- **Extracted records**:
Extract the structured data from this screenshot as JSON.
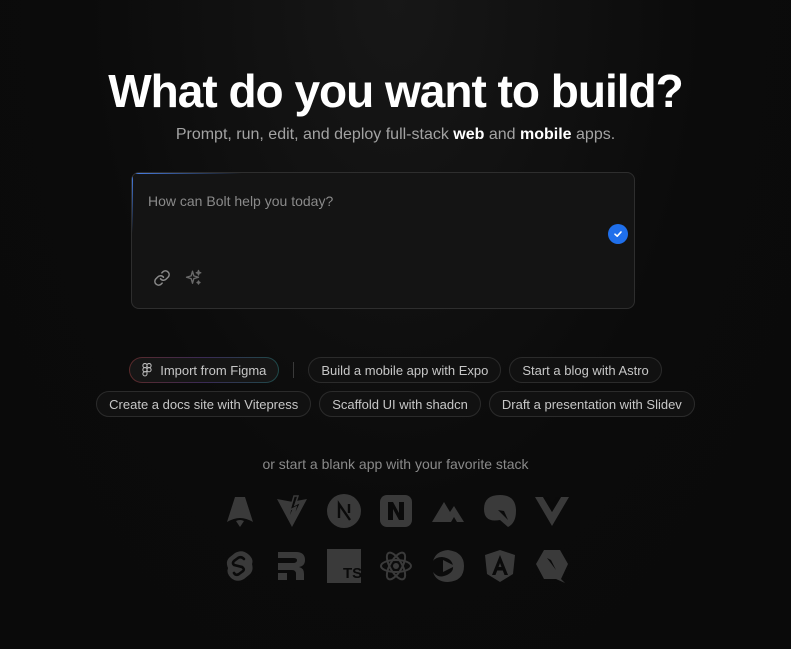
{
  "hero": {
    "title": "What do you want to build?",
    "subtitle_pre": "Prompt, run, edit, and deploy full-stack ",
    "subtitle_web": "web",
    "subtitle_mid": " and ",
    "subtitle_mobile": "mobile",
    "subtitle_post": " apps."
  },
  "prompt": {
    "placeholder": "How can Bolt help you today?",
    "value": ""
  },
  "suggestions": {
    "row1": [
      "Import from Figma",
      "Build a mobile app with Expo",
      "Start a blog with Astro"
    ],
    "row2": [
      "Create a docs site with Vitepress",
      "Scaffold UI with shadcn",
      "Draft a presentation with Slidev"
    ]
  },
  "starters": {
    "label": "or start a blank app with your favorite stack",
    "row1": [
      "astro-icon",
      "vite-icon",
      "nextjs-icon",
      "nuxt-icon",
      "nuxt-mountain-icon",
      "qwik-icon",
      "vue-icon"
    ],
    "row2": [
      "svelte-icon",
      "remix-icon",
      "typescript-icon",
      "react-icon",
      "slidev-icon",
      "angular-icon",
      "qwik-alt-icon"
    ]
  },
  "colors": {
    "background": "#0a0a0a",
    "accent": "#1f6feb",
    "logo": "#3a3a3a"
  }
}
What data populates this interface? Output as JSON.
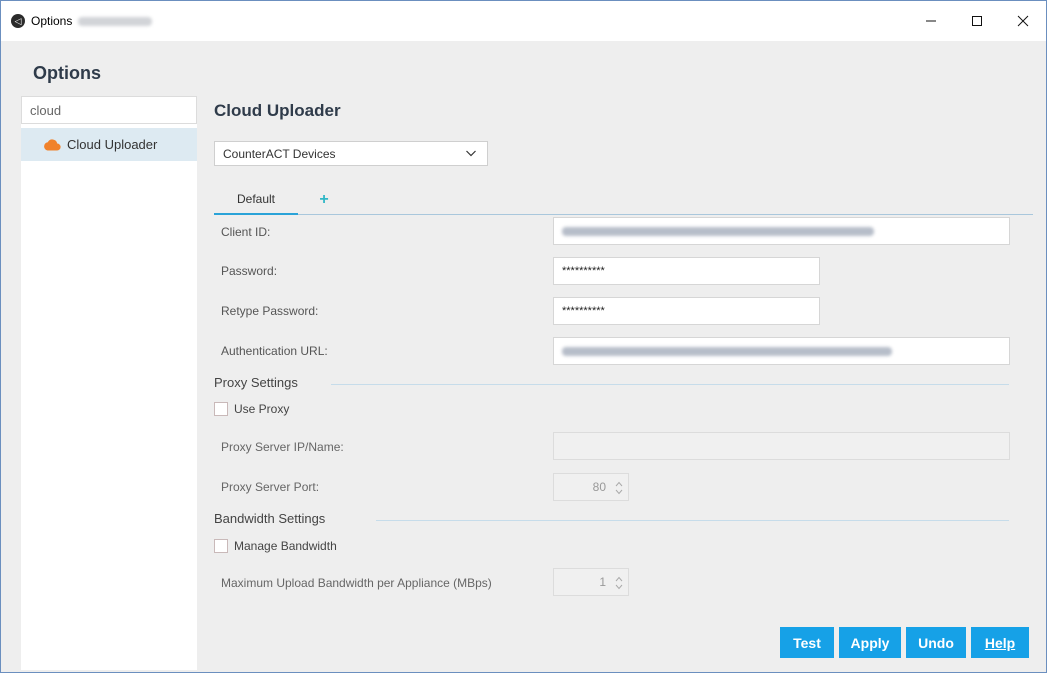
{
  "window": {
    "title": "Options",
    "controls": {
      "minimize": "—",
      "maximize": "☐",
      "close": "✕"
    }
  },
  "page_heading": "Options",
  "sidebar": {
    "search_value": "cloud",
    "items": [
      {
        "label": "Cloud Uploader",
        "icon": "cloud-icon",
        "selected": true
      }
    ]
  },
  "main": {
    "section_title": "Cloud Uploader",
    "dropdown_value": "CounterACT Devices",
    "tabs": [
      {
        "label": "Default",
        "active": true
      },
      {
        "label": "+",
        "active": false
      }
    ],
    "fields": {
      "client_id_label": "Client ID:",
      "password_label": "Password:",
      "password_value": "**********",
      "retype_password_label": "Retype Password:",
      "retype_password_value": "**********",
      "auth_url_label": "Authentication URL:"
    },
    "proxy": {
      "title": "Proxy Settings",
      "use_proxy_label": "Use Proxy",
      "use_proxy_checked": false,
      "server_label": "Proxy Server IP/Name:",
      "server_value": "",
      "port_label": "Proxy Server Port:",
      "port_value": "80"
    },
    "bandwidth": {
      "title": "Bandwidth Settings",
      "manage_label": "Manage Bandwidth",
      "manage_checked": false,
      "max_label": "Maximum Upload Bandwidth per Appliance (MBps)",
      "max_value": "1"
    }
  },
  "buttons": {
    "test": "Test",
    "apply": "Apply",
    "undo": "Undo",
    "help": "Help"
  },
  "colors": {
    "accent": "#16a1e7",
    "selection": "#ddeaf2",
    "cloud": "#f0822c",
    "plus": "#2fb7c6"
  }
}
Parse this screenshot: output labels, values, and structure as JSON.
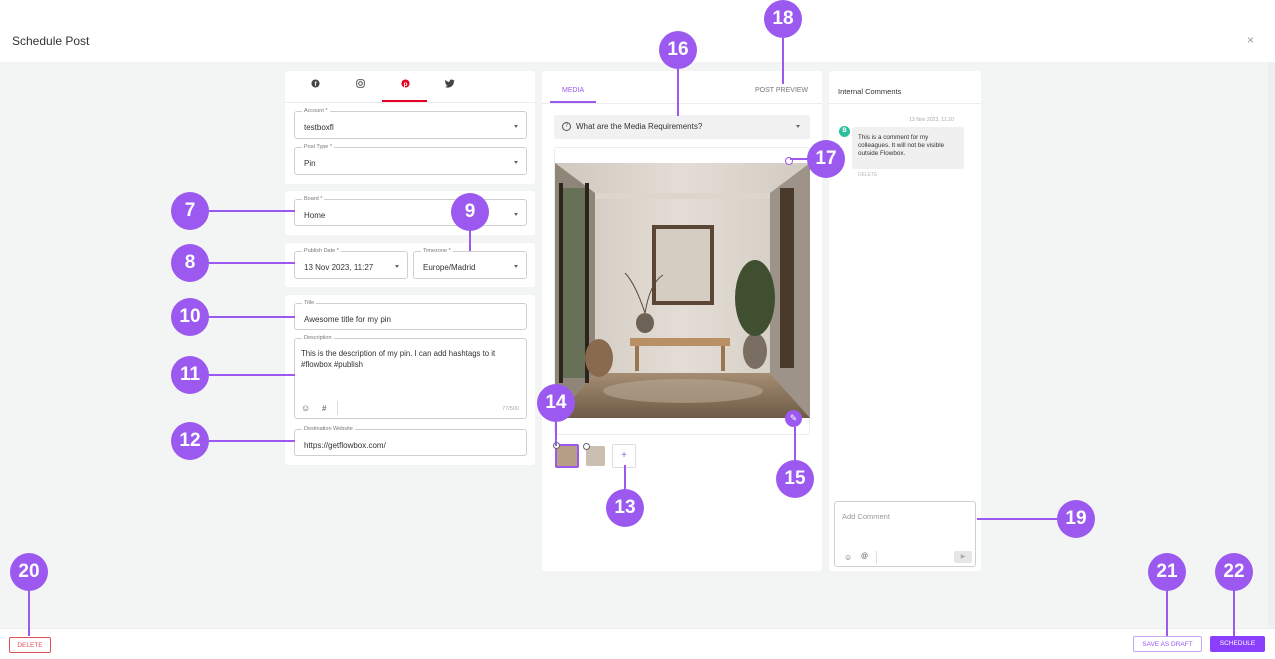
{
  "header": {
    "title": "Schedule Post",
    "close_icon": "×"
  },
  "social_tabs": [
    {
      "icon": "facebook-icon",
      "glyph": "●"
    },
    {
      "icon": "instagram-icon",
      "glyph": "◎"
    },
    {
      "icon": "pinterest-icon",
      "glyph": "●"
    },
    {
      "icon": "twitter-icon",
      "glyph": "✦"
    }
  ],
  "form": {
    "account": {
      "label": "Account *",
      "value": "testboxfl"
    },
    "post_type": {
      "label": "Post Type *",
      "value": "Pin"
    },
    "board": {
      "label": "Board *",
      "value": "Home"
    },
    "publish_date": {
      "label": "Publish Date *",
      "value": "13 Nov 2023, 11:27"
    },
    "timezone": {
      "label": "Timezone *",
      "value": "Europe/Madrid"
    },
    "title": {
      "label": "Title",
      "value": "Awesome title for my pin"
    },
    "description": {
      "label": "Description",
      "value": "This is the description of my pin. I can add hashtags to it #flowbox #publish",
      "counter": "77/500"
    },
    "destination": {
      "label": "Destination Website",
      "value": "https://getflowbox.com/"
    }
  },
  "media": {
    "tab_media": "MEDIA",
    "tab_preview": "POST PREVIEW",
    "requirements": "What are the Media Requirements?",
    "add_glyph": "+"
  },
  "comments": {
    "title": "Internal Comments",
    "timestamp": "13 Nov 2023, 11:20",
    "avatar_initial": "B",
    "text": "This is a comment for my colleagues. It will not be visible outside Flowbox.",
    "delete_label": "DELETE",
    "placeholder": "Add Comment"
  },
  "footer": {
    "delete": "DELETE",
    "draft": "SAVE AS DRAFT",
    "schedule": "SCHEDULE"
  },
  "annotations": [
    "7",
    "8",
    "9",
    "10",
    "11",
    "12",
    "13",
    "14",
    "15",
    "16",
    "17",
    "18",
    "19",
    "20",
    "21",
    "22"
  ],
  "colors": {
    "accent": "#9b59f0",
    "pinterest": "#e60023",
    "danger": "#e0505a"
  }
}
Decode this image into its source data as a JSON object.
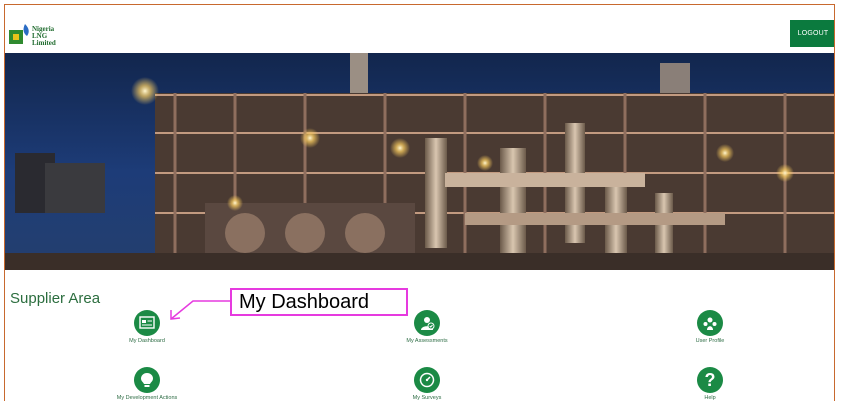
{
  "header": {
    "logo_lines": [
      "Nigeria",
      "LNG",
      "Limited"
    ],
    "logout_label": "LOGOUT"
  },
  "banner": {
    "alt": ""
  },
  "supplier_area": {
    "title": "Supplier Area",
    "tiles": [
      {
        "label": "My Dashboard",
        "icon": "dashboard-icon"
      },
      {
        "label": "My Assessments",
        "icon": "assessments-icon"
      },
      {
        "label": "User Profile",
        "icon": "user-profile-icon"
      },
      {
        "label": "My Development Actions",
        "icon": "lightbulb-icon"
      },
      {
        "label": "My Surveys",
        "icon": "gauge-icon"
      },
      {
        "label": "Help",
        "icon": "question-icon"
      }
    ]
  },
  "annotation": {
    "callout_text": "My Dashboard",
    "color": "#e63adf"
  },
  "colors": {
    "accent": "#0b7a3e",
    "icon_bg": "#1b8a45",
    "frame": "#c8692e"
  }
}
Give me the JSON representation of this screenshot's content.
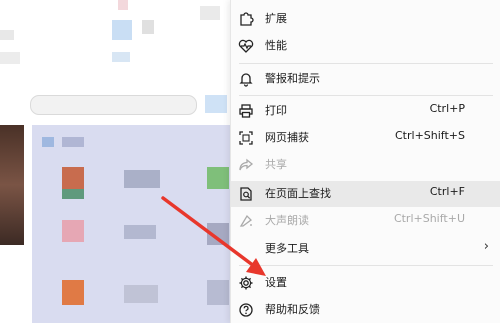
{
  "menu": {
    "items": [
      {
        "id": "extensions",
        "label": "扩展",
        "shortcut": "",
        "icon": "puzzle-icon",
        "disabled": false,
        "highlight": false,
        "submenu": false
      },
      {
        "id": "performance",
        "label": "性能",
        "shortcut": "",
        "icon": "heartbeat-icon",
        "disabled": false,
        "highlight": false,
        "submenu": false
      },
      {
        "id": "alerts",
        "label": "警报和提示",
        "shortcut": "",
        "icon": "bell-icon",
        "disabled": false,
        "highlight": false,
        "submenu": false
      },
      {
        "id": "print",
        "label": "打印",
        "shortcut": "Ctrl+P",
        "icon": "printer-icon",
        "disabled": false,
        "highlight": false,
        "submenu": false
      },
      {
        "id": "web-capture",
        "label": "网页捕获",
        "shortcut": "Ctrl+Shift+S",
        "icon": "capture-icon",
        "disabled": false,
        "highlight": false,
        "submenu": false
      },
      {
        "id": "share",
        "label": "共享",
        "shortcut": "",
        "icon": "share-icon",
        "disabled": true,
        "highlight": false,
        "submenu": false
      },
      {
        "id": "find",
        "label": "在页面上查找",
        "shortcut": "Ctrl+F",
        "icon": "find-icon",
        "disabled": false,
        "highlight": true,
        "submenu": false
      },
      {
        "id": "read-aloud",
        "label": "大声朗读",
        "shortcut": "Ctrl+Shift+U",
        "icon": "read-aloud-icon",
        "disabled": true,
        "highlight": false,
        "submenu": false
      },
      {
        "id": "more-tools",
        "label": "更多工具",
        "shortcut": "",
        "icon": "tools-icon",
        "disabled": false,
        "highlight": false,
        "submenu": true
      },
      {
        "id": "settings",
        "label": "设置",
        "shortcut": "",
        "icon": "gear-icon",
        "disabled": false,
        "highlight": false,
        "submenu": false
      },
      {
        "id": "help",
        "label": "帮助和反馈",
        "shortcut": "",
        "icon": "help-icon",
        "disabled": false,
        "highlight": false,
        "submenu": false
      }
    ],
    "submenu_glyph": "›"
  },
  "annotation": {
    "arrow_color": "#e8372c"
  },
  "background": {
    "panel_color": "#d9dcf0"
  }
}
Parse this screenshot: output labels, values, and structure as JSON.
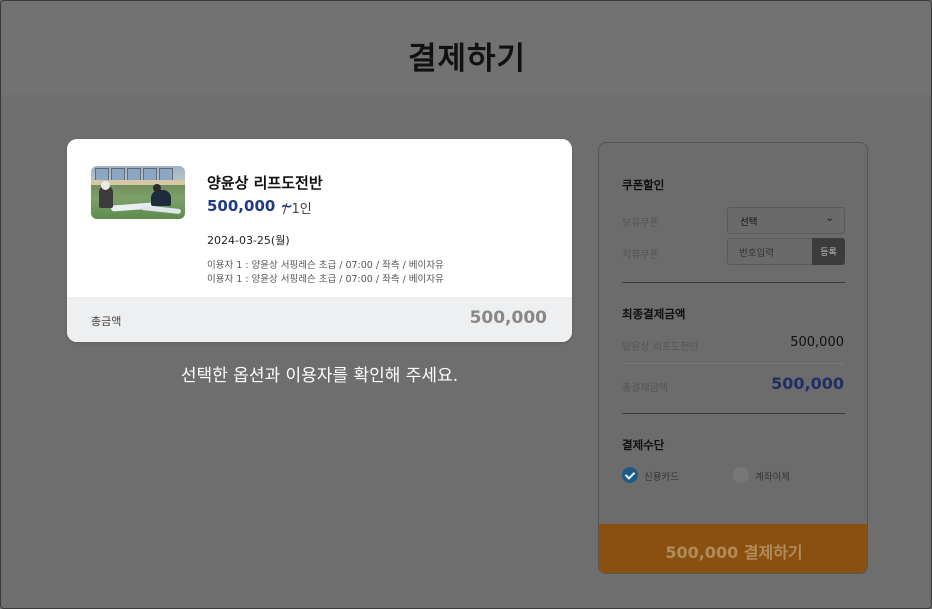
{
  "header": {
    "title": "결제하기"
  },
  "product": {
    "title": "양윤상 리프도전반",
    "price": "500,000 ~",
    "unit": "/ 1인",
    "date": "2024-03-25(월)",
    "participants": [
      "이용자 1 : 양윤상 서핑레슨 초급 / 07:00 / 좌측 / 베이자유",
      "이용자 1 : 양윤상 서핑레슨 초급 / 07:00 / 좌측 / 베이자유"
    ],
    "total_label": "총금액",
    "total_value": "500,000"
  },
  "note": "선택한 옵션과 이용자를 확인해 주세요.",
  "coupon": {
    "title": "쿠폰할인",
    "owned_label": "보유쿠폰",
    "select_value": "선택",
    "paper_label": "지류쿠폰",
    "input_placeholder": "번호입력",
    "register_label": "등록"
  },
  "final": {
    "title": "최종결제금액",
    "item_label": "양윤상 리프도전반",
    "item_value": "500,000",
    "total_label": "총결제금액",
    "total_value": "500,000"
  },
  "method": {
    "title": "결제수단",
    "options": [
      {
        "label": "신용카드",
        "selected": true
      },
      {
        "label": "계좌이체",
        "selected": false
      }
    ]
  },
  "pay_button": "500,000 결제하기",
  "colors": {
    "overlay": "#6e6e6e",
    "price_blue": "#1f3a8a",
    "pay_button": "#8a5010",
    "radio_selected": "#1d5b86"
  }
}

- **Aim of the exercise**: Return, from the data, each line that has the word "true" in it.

- **Answer box**:
        "selected": true
        "active": true
        "disabled": true,
        "highlight": true,
        "disabled": true,
        "submenu": true
        "selected": true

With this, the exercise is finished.